> PROVIDED DATA
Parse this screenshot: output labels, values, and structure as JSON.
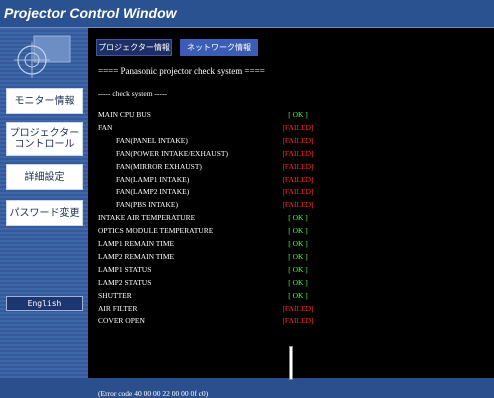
{
  "window": {
    "title": "Projector Control Window"
  },
  "sidebar": {
    "items": [
      {
        "label": "モニター情報"
      },
      {
        "label": "プロジェクター\nコントロール"
      },
      {
        "label": "詳細設定"
      },
      {
        "label": "パスワード変更"
      }
    ],
    "language_button": "English"
  },
  "tabs": [
    {
      "label": "プロジェクター情報",
      "active": true
    },
    {
      "label": "ネットワーク情報",
      "active": false
    }
  ],
  "check": {
    "header": "==== Panasonic projector check system ====",
    "subheader": "----- check system -----",
    "items": [
      {
        "label": "MAIN CPU BUS",
        "status": "[ OK ]",
        "state": "ok",
        "indent": false
      },
      {
        "label": "FAN",
        "status": "[FAILED]",
        "state": "failed",
        "indent": false
      },
      {
        "label": "FAN(PANEL INTAKE)",
        "status": "[FAILED]",
        "state": "failed",
        "indent": true
      },
      {
        "label": "FAN(POWER INTAKE/EXHAUST)",
        "status": "[FAILED]",
        "state": "failed",
        "indent": true
      },
      {
        "label": "FAN(MIRROR EXHAUST)",
        "status": "[FAILED]",
        "state": "failed",
        "indent": true
      },
      {
        "label": "FAN(LAMP1 INTAKE)",
        "status": "[FAILED]",
        "state": "failed",
        "indent": true
      },
      {
        "label": "FAN(LAMP2 INTAKE)",
        "status": "[FAILED]",
        "state": "failed",
        "indent": true
      },
      {
        "label": "FAN(PBS INTAKE)",
        "status": "[FAILED]",
        "state": "failed",
        "indent": true
      },
      {
        "label": "INTAKE AIR TEMPERATURE",
        "status": "[ OK ]",
        "state": "ok",
        "indent": false
      },
      {
        "label": "OPTICS MODULE TEMPERATURE",
        "status": "[ OK ]",
        "state": "ok",
        "indent": false
      },
      {
        "label": "LAMP1 REMAIN TIME",
        "status": "[ OK ]",
        "state": "ok",
        "indent": false
      },
      {
        "label": "LAMP2 REMAIN TIME",
        "status": "[ OK ]",
        "state": "ok",
        "indent": false
      },
      {
        "label": "LAMP1 STATUS",
        "status": "[ OK ]",
        "state": "ok",
        "indent": false
      },
      {
        "label": "LAMP2 STATUS",
        "status": "[ OK ]",
        "state": "ok",
        "indent": false
      },
      {
        "label": "SHUTTER",
        "status": "[ OK ]",
        "state": "ok",
        "indent": false
      },
      {
        "label": "AIR FILTER",
        "status": "[FAILED]",
        "state": "failed",
        "indent": false
      },
      {
        "label": "COVER OPEN",
        "status": "[FAILED]",
        "state": "failed",
        "indent": false
      }
    ],
    "error_code": "(Error code 40 00 00 22 00 00 0f c0)"
  },
  "colors": {
    "ok": "#4bff4b",
    "failed": "#ff2a2a",
    "accent": "#2a5190"
  },
  "icons": {
    "logo": "projector-lens-icon"
  }
}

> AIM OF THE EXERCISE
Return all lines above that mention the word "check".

> RESULT FOR THIS EXERCISE
  "check": {
    "header": "==== Panasonic projector check system ====",
    "subheader": "----- check system -----",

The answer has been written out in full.